Orange County will be under curfew from 11 p.m. to 5 a.m. until further notice, Orange County Mayor Jerry L. Demings announced Friday.
The curfew is effective immediately and includes UCF and all of Orange County, according to an Orange County emergency executive order.
"We are doing the best we can to control the spread of the COVID-19 virus throughout our community," Demings said.
22 cases of the coronavirus have been confirmed in Orange County as of Friday, 19 of which are Orange County residents, Demings said.
All pedestrian and vehicle movement is prohibited between 11 p.m. and 5 a.m. every night, according to the executive order.
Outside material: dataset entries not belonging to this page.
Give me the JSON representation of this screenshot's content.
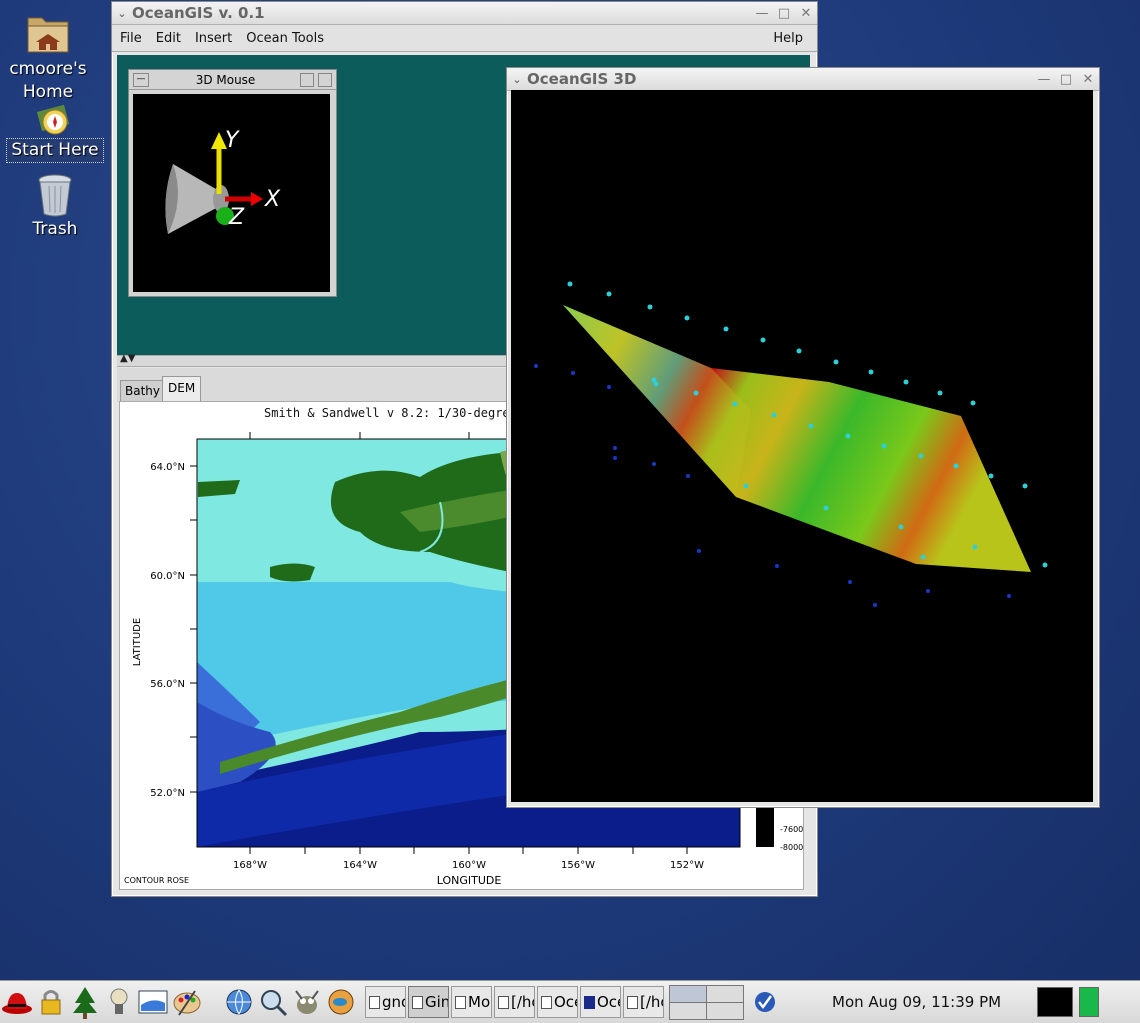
{
  "desktop": {
    "icons": [
      {
        "label": "cmoore's Home",
        "name": "home-folder"
      },
      {
        "label": "Start Here",
        "name": "start-here"
      },
      {
        "label": "Trash",
        "name": "trash"
      }
    ]
  },
  "main_window": {
    "title": "OceanGIS v. 0.1",
    "menu": [
      "File",
      "Edit",
      "Insert",
      "Ocean Tools"
    ],
    "help": "Help",
    "mouse_panel": {
      "title": "3D Mouse",
      "axes": [
        "Y",
        "X",
        "Z"
      ]
    },
    "tabs": [
      {
        "label": "Bathy",
        "active": false
      },
      {
        "label": "DEM",
        "active": true
      }
    ],
    "map": {
      "title": "Smith & Sandwell v  8.2: 1/30-degree",
      "ylabel": "LATITUDE",
      "xlabel": "LONGITUDE",
      "y_ticks": [
        "64.0°N",
        "60.0°N",
        "56.0°N",
        "52.0°N"
      ],
      "x_ticks": [
        "168°W",
        "164°W",
        "160°W",
        "156°W",
        "152°W"
      ],
      "legend_ticks": [
        "-7600",
        "-8000"
      ],
      "corner_label": "CONTOUR ROSE"
    }
  },
  "viewer_3d": {
    "title": "OceanGIS 3D"
  },
  "taskbar": {
    "tasks": [
      "gno",
      "Gin",
      "Mo",
      "[/hc",
      "Oce",
      "Oce",
      "[/hc"
    ],
    "clock": "Mon Aug 09, 11:39 PM"
  },
  "colors": {
    "desktop_bg": "#1e3a7a",
    "workspace_teal": "#0d5c5c",
    "land_green": "#1f6b1a",
    "shallow_cyan": "#7fe8e0",
    "deep_blue": "#0a1d8a"
  }
}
The curfew will continue until the order is terminated, Demings said.
The Orange County Sheriff's Office will be enforcing curfew, Demings said. Anyone who is found not obeying will be subject to arrest for up to 60 days, according to the executive order. This includes fines of up to $500.
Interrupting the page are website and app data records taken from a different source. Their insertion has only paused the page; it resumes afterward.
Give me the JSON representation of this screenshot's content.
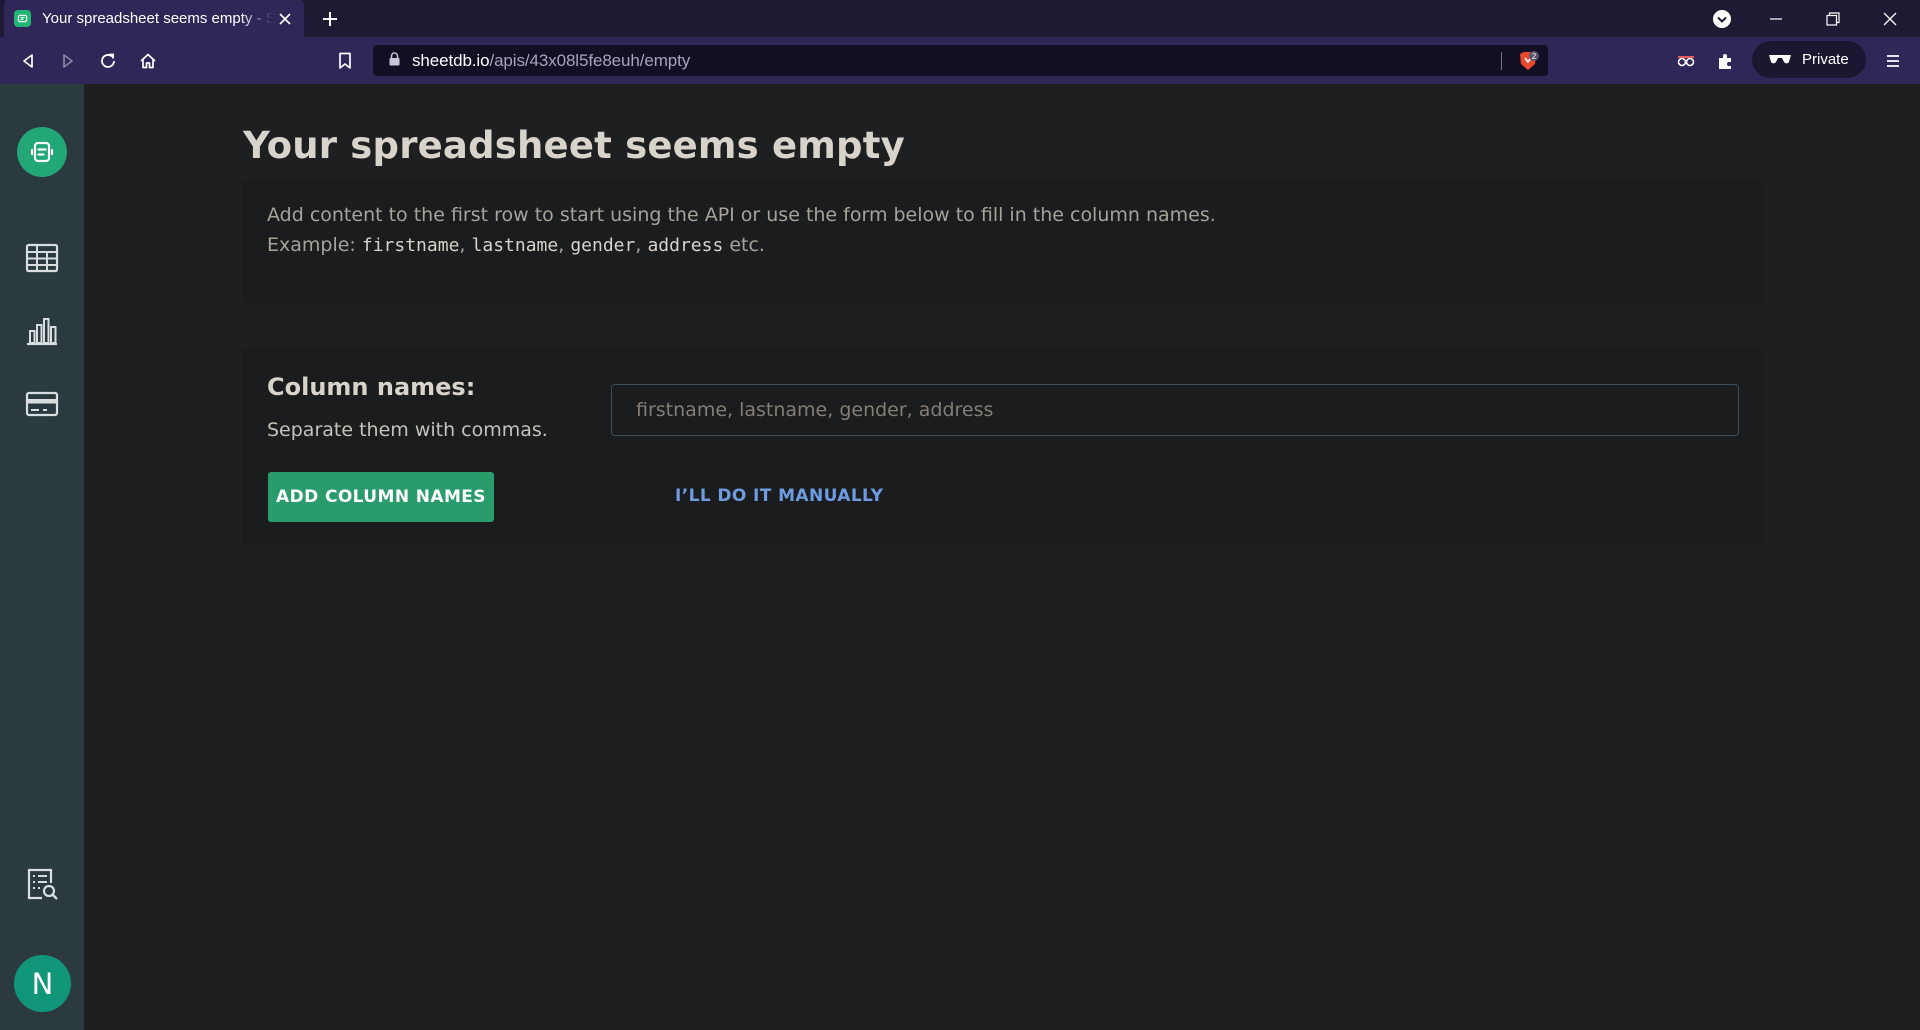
{
  "browser": {
    "tab_title": "Your spreadsheet seems empty - SheetDB",
    "url_domain": "sheetdb.io",
    "url_path": "/apis/43x08l5fe8euh/empty",
    "shield_count": "2",
    "private_label": "Private"
  },
  "sidebar": {
    "items": [
      {
        "name": "sheets",
        "icon": "table-icon"
      },
      {
        "name": "stats",
        "icon": "bar-chart-icon"
      },
      {
        "name": "billing",
        "icon": "credit-card-icon"
      },
      {
        "name": "logs",
        "icon": "document-search-icon"
      }
    ],
    "avatar_initial": "N"
  },
  "main": {
    "title": "Your spreadsheet seems empty",
    "info": {
      "line1": "Add content to the first row to start using the API or use the form below to fill in the column names.",
      "example_prefix": "Example: ",
      "example_fields": [
        "firstname",
        "lastname",
        "gender",
        "address"
      ],
      "example_suffix": " etc."
    },
    "form": {
      "label": "Column names:",
      "help": "Separate them with commas.",
      "input_placeholder": "firstname, lastname, gender, address",
      "input_value": "",
      "add_button": "ADD COLUMN NAMES",
      "manual_link": "I’LL DO IT MANUALLY"
    }
  },
  "colors": {
    "accent_green": "#2a9c6c",
    "link_blue": "#6f9ce0",
    "browser_purple": "#2f2757",
    "sidebar_bg": "#2a3a3f"
  }
}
The order excludes all police, emergency personnel, medical patients, utility repair, and state and local government employees providing services. It also excludes people traveling to and from work.
Some students feel like the curfew is over-the-top.
"I thought it sounded extreme," junior education major Samantha Steiner said. "It's kind of like martial law. Students normally see curfews during hurricane season."
While some students felt like the curfew is too much, others understood why it was put in place.
"I've never been a fan of the government taking power like that, but you could argue that it is necessary," sophomore mechanical engineering major Adam Mohamed said. "COVID-19 needs to be taken seriously."
UCF has one confirmed case of COVID-19, said Dr. Michael Deichan, the associate vice president of UCF Student Health Services.
Steiner said she is convinced that several other students have the coronavirus but didn't know due to the lack of medical treatment or knowledge available.
"I say treat everyone as if they're infected and go about your daily life as if you're interacting with infected people," Mohamed said. "Just because one person was infected doesn't change how we act."